About 400 people watched a livestream of the service at the New Life Church, at 2441 42nd Ave. in Longview.
Before the livestream began, Gail Sweesy said she attended because she cared for DeRosier’s grandmother, Dorothy, when she worked at Delaware Plaza. She lives in Kalama, near where DeRosier was killed, she said.
“This service is a way of saying goodbye to someone I knew,” she said.
Longview resident Brannon Starr said he frequently interacts with the sheriff’s office for his job with the Cowlitz County Maintenance Department. He spoke to DeRosier only a couple days before he died. He kept saying, “It’s just sad.”
“I sat outside the (maintenance shop) and watched the procession go by. It was incredible. I’ve never seen so many officers in such a show of support. It’s just like a family around there,” he said.

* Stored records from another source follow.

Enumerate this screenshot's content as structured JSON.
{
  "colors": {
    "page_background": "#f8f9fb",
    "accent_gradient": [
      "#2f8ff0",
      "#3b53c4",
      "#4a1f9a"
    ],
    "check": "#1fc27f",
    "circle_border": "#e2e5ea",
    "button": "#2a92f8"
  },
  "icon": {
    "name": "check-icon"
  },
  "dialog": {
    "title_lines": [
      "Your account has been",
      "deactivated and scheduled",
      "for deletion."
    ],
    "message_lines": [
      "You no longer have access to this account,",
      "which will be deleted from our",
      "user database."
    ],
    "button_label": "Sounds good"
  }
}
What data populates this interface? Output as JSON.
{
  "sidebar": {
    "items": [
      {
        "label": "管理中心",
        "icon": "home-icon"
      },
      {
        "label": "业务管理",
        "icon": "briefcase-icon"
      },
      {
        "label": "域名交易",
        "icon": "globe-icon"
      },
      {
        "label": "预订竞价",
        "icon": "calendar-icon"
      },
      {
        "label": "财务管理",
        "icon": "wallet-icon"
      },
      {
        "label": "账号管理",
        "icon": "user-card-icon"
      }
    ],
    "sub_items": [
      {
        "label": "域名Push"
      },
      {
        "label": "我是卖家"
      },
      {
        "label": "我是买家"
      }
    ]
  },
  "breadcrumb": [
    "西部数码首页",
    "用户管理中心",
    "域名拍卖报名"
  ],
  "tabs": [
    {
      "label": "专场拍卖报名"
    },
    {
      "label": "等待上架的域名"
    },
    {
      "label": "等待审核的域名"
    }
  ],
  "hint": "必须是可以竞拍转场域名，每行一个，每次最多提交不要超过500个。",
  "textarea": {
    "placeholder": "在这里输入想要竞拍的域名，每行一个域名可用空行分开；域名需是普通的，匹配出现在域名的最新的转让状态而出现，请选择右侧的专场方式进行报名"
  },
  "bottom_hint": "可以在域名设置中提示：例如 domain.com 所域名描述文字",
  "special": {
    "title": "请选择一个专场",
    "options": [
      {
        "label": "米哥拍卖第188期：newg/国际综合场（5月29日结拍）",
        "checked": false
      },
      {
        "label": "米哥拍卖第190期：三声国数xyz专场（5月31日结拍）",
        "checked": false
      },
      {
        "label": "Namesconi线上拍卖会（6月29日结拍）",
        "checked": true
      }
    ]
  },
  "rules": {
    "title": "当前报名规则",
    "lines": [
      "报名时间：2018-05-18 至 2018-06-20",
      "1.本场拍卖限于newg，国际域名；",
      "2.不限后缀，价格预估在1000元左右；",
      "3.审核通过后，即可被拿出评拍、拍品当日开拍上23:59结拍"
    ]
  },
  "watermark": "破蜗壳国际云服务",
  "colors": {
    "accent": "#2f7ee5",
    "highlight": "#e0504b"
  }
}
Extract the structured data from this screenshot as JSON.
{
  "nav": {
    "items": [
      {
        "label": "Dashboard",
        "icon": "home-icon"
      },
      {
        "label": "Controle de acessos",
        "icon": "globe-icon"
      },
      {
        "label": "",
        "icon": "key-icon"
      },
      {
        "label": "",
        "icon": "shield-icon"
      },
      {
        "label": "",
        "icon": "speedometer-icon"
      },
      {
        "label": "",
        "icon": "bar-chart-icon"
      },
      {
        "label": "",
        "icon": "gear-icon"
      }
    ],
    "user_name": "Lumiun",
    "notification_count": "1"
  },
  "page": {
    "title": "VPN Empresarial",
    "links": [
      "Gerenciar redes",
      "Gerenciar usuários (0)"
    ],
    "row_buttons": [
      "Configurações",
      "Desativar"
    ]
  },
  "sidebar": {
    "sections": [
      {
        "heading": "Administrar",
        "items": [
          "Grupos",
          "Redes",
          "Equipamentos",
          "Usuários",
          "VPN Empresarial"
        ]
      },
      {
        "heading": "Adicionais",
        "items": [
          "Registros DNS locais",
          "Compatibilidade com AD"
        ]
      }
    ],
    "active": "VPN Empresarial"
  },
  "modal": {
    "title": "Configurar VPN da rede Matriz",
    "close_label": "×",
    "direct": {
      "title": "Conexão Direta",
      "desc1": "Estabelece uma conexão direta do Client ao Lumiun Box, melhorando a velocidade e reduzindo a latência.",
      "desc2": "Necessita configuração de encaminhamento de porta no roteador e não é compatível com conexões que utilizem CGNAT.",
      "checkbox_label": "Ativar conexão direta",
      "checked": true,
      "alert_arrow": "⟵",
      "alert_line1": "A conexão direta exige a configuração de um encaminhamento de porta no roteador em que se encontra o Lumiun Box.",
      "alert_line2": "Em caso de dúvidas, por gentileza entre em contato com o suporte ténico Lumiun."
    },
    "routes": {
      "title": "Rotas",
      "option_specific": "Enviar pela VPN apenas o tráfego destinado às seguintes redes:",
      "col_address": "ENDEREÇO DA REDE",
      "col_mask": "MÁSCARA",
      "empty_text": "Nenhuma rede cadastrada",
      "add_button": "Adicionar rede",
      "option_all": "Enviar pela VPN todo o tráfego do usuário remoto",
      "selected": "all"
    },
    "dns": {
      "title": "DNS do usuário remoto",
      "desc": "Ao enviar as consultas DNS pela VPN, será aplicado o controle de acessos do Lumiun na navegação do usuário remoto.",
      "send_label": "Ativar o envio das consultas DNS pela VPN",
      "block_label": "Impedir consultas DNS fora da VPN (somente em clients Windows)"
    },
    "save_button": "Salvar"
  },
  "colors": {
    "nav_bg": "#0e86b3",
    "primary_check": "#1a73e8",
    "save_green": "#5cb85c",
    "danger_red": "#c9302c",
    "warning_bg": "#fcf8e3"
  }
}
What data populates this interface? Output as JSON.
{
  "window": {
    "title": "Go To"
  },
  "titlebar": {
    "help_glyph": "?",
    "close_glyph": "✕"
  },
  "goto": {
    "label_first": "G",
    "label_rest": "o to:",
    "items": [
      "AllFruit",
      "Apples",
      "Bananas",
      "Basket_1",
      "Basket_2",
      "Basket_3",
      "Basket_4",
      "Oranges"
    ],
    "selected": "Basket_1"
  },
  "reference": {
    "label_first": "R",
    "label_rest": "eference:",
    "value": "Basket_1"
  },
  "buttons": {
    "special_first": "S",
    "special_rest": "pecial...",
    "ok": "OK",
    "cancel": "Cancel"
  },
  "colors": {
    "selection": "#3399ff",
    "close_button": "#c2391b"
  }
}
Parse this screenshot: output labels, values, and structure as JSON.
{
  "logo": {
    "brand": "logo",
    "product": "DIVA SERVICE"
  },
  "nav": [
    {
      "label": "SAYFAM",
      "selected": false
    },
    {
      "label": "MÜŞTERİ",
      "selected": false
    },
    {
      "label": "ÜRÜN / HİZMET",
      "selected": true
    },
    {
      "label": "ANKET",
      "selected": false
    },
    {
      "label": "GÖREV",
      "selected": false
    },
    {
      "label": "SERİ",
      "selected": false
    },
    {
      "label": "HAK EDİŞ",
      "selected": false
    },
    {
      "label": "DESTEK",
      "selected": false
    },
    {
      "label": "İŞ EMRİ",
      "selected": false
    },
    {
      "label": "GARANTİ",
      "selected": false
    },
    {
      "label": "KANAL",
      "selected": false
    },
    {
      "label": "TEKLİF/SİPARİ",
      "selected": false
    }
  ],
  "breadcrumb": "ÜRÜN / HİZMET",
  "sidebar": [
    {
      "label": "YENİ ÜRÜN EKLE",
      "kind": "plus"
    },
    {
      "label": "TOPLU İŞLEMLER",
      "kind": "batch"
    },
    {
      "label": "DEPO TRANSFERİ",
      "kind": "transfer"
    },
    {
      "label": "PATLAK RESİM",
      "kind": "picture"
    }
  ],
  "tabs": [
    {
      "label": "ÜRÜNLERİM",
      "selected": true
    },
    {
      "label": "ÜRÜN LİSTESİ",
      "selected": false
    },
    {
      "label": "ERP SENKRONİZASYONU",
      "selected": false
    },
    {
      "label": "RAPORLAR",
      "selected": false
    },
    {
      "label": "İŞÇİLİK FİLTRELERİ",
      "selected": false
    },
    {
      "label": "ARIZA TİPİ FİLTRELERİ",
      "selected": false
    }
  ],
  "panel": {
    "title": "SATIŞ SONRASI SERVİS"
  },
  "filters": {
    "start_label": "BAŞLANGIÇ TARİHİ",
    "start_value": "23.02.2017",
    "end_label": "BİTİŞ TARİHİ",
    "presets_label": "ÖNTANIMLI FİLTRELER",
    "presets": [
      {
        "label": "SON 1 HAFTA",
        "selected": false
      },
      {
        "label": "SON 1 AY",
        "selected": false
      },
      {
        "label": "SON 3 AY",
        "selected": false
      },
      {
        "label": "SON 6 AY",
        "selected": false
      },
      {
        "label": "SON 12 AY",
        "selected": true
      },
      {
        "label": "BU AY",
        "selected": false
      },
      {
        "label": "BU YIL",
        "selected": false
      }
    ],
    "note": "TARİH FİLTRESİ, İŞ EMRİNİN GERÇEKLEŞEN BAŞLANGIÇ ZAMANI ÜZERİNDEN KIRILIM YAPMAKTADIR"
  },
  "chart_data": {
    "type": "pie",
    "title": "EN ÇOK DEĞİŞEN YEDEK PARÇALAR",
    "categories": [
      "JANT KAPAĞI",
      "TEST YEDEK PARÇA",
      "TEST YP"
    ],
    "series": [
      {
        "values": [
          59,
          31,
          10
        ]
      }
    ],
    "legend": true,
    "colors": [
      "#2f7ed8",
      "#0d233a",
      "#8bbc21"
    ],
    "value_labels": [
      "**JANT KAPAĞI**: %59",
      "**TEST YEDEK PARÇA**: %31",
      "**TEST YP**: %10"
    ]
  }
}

When the service began and the honor guard asked the audience to stand, those gathered in the Longview church rose as well. Some in the audience saluted.
Throughout the memorial, the audience chuckled and dabbed their eyes as local sheriffs and police chiefs who knew DeRosier spoke of his humor, dedication, curiosity and loyalty.
Afterwards, Kelso teacher Kerry Farnham called the service “beautiful and respectful. I was in awe. It was very moving and overwhelming in a positive way.”
Pat Doebele added that it made her think about what it’s like for law enforcement officers to respond to calls, not knowing if they are risking their lives.
“It made me think about the danger these guys and gals go out to every day,” she said. “They don’t know what kind of call it will be. Certainly he didn’t know.”
Bonnie Joslen, whose son Kody is a Kelso police officer, said she appreciated seeing the community rally around the DeRosier family.
The service was hard to watch, she said, because “It brings it close to home. It makes it real. We know all officers face that danger everyday, and we appreciate their sacrifice.”